URL http://www.bnhc.org.uk/festival-of-nature/
 
Description Mosquito jenga engagement activity at annual Valuing Nature Conference 
Form Of Engagement Activity Participation in an activity, workshop or similar
Part Of Official Scheme? No
Geographic Reach National
Primary Audience Professional Practitioners
Results and Impact A mosquito Jenga game, developed by WetlandLIFE team member Frances Hawkes, was used as an engagement activity at the annual Valuing Nature conference in 2017. See separate entry for more details about the game.
Year(s) Of Engagement Activity 2017
 
Description Presentation at the National Wetlands Indaba, Port Edward, KwaZulu Natal, South Africa, 16th to 19th October 2017 
Form Of Engagement Activity A talk or presentation
Part Of Official Scheme? No
Geographic Reach International
Primary Audience Professional Practitioners
Results and Impact Dr Mary Gearey, Research Fellow from the School of Environment and Technology, presented University of Brighton research at the South African National Wetlands Indaba, held in the Eastern Cape town of Port Edward during 16th to 19th October 2017. The Indaba is a prestigious event, bringing together academics, environmental activists, NGOs and government officials from South Africa and beyond in a forum for mutual learning and policy development across sectors, with wetlands integrity at the forefront.
Showcasing SET's work at the conference, Dr Gearey presented the work that she and her colleagues have and are developing, exploring human wellbeing within a variety of UK wetlands. Particularly focusing upon community engagement to support the long term health of wetlands, Dr Gearey outlined work undertaken within the current WetlandLIFE project (www.wetlandlife.org) running until 2019
Year(s) Of Engagement Activity 2017
URL http://nwi17.sawetlands.org/
 
Description Presentation to the Valuing Nature annual conference on Nested Ecosystem Services 
Form Of Engagement Activity A talk or presentation
Part Of Official Scheme? No
Geographic Reach National
Primary Audience Professional Practitioners

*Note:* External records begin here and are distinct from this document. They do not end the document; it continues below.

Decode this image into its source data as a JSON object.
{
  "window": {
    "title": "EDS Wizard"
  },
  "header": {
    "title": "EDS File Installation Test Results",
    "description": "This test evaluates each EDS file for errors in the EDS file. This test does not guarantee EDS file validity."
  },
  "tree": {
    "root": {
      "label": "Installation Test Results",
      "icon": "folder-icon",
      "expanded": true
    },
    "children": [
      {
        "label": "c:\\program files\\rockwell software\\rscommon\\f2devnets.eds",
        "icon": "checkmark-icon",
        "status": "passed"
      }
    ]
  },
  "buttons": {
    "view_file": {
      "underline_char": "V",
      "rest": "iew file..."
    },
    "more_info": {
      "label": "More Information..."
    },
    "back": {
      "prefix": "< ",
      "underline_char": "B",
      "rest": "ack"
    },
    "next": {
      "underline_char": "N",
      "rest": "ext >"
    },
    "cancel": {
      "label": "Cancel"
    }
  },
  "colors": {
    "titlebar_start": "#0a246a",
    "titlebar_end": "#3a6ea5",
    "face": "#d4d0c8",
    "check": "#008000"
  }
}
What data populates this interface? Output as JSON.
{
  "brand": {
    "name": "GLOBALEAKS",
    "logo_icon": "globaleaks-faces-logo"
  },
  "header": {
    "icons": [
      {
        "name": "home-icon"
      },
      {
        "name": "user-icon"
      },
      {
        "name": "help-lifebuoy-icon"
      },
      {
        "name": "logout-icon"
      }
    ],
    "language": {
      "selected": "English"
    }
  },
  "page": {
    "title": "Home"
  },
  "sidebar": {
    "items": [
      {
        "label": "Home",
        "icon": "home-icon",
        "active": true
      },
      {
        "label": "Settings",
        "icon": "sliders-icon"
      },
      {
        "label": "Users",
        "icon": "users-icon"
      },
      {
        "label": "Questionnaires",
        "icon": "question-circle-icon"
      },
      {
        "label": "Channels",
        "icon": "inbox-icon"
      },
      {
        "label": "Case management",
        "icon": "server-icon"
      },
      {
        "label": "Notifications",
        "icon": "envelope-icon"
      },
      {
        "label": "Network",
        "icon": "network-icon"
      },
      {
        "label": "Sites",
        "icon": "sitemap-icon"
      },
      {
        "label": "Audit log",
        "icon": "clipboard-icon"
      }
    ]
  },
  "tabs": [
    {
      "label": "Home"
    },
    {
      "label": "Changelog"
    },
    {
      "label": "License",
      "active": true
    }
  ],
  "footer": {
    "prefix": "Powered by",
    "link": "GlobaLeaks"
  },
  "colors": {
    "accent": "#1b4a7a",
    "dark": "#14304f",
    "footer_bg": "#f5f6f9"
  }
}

Results and Impact Dr Acott presented the idea of 'Nested Ecosystem Services' at the annual Valuing Nature conference. This is a conceptual framework being developed as part of the WetlandLIFE project to embed ideas of relationality and social wellbeing into ecosystem services. The conference aimed to bring people together from diverse research areas and from business, policy and practice.
Year(s) Of Engagement Activity 2017
 
Description Workshop to explore role of arts in landscape and environmental research 
Form Of Engagement Activity Participation in an activity, workshop or similar
Part Of Official Scheme? No
Geographic Reach National
Primary Audience Professional Practitioners
Results and Impact This was a one day workshop to explore the role of arts and artists in landscape and environmental research today. It was held at National Gallery, 15th Feb 2018. It was an interdisciplinary meeting aiming to foster debate and dialogue about the role of arts and the artist in landscape and environmental research today by cutting across disciplinary perspectives and professional practices. Tim Acott and David Edwards from the WetlandLIFE team were on the organising committee and used their experiences from the WetlandLIFE project to contribute to the workshop development (WetlandLIFE was used as discussion case study). Two artists from the WetlandLIFE team also attended the event.
Year(s) Of Engagement Activity 2018
URL http://valuing-nature.net/news/workshop-arts-and-artist-landscape-and-environmental-research-today-a...